_PROBLEM TO SOLVE_
Determine how many lines of the entries contain "data". Reply with that number alone.

_RECORDS PROVIDED_
*** Begin section ***
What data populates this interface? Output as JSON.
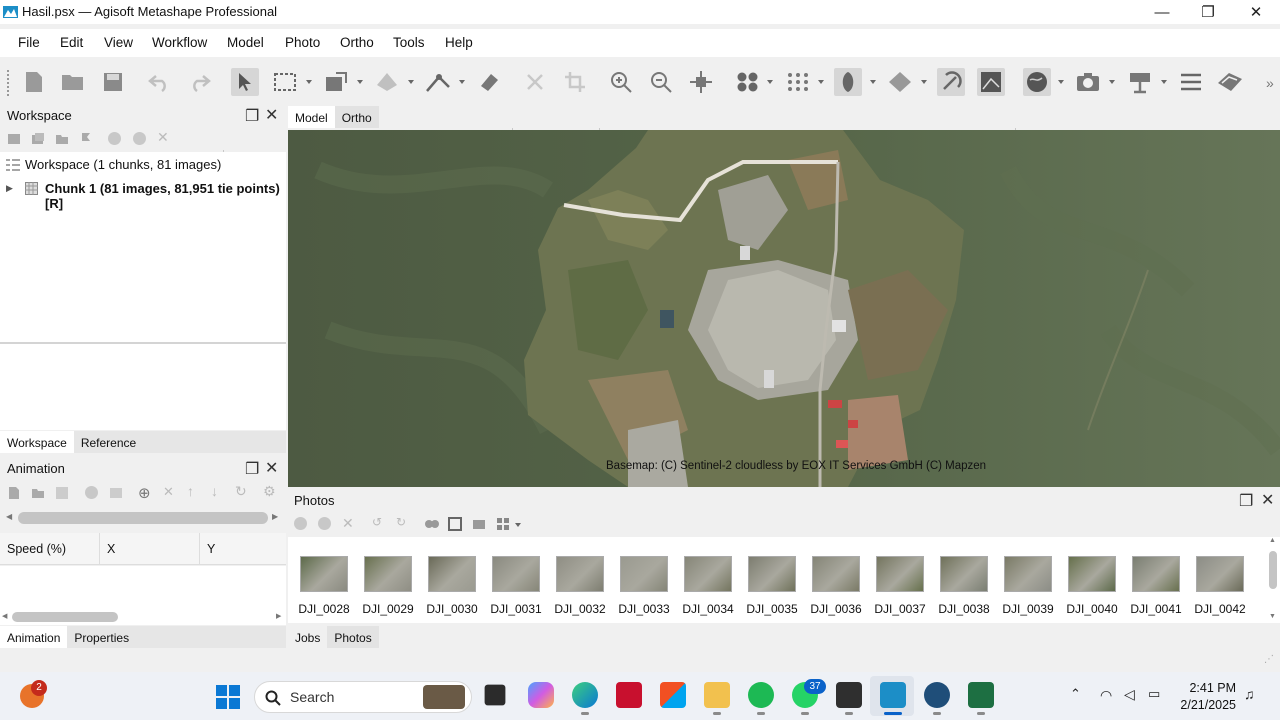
{
  "window": {
    "title": "Hasil.psx — Agisoft Metashape Professional",
    "minimize_glyph": "—",
    "maximize_glyph": "❐",
    "close_glyph": "✕"
  },
  "menu": [
    "File",
    "Edit",
    "View",
    "Workflow",
    "Model",
    "Photo",
    "Ortho",
    "Tools",
    "Help"
  ],
  "workspace": {
    "title": "Workspace",
    "root_label": "Workspace (1 chunks, 81 images)",
    "chunk_label": "Chunk 1 (81 images, 81,951 tie points) [R]",
    "tabs": [
      "Workspace",
      "Reference"
    ]
  },
  "animation": {
    "title": "Animation",
    "columns": [
      "Speed (%)",
      "X",
      "Y"
    ],
    "tabs": [
      "Animation",
      "Properties"
    ]
  },
  "view_tabs": [
    "Model",
    "Ortho"
  ],
  "basemap_attribution": "Basemap: (C) Sentinel-2 cloudless by EOX IT Services GmbH (C) Mapzen",
  "photos": {
    "title": "Photos",
    "items": [
      "DJI_0028",
      "DJI_0029",
      "DJI_0030",
      "DJI_0031",
      "DJI_0032",
      "DJI_0033",
      "DJI_0034",
      "DJI_0035",
      "DJI_0036",
      "DJI_0037",
      "DJI_0038",
      "DJI_0039",
      "DJI_0040",
      "DJI_0041",
      "DJI_0042"
    ],
    "bottom_tabs": [
      "Jobs",
      "Photos"
    ]
  },
  "taskbar": {
    "search_label": "Search",
    "notification_badge": "2",
    "whatsapp_badge": "37",
    "time": "2:41 PM",
    "date": "2/21/2025"
  },
  "colors": {
    "accent": "#0a62c9",
    "viewport_bg": "#4d5e43"
  }
}
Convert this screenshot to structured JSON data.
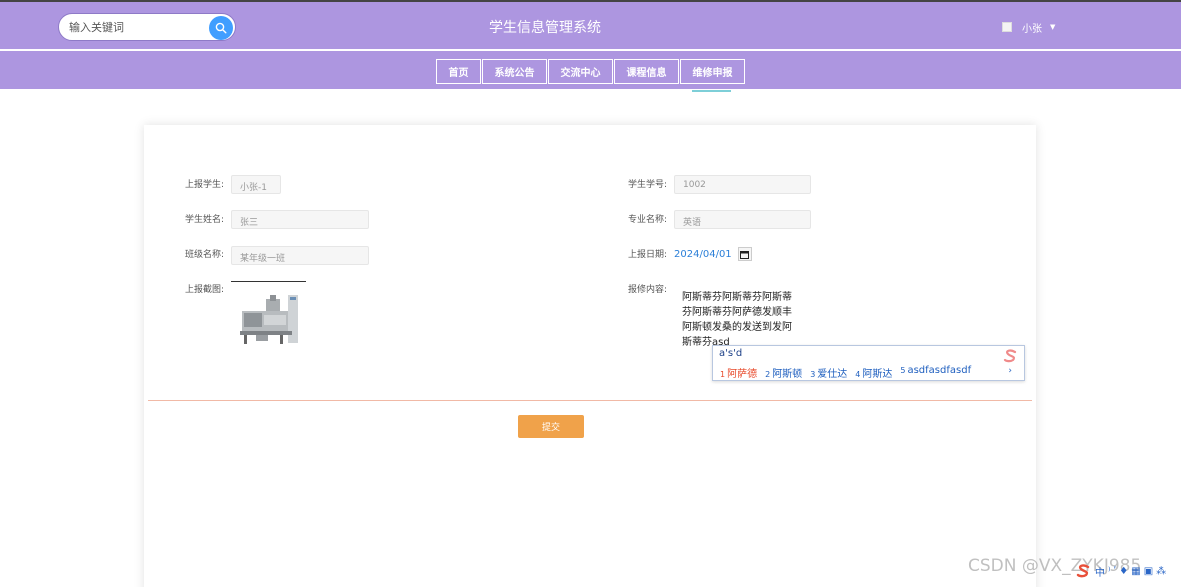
{
  "header": {
    "search": {
      "placeholder": "输入关键词"
    },
    "title": "学生信息管理系统",
    "user": {
      "name": "小张"
    }
  },
  "nav": {
    "items": [
      {
        "label": "首页"
      },
      {
        "label": "系统公告"
      },
      {
        "label": "交流中心"
      },
      {
        "label": "课程信息"
      },
      {
        "label": "维修申报"
      }
    ],
    "active_index": 4
  },
  "form": {
    "reporter": {
      "label": "上报学生:",
      "value": "小张-1"
    },
    "student_id": {
      "label": "学生学号:",
      "value": "1002"
    },
    "student_name": {
      "label": "学生姓名:",
      "value": "张三"
    },
    "major": {
      "label": "专业名称:",
      "value": "英语"
    },
    "class_name": {
      "label": "班级名称:",
      "value": "某年级一班"
    },
    "report_date": {
      "label": "上报日期:",
      "year": "2024",
      "month": "04",
      "day": "01"
    },
    "screenshot": {
      "label": "上报截图:"
    },
    "content": {
      "label": "报修内容:",
      "lines": [
        "阿斯蒂芬阿斯蒂芬阿斯蒂",
        "芬阿斯蒂芬阿萨德发顺丰",
        "阿斯顿发桑的发送到发阿",
        "斯蒂芬asd"
      ]
    },
    "submit_label": "提交"
  },
  "ime": {
    "composition": "a's'd",
    "candidates": [
      {
        "num": "1",
        "text": "阿萨德"
      },
      {
        "num": "2",
        "text": "阿斯顿"
      },
      {
        "num": "3",
        "text": "爱仕达"
      },
      {
        "num": "4",
        "text": "阿斯达"
      },
      {
        "num": "5",
        "text": "asdfasdfasdf"
      }
    ],
    "more": "›",
    "toolbar": [
      "中",
      "⁾",
      "ʹ",
      "♦",
      "▦",
      "▣",
      "⁂"
    ]
  },
  "watermark": "CSDN @VX_ZYKJ985",
  "colors": {
    "header": "#ad96e0",
    "submit": "#f0a24a",
    "accent_blue": "#409eff",
    "divider": "#f1b9a6"
  }
}
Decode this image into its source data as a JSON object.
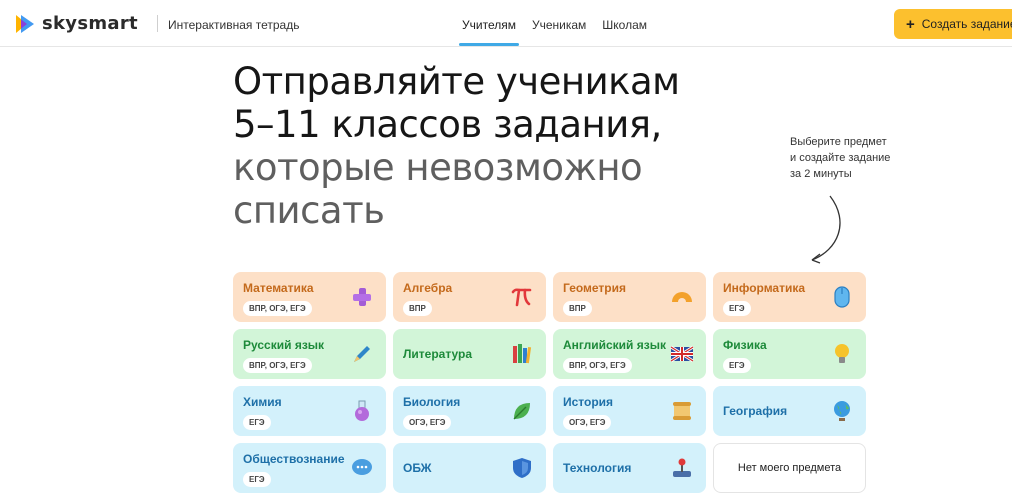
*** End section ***
_RESPONSE TO THIS EXERCISE_
3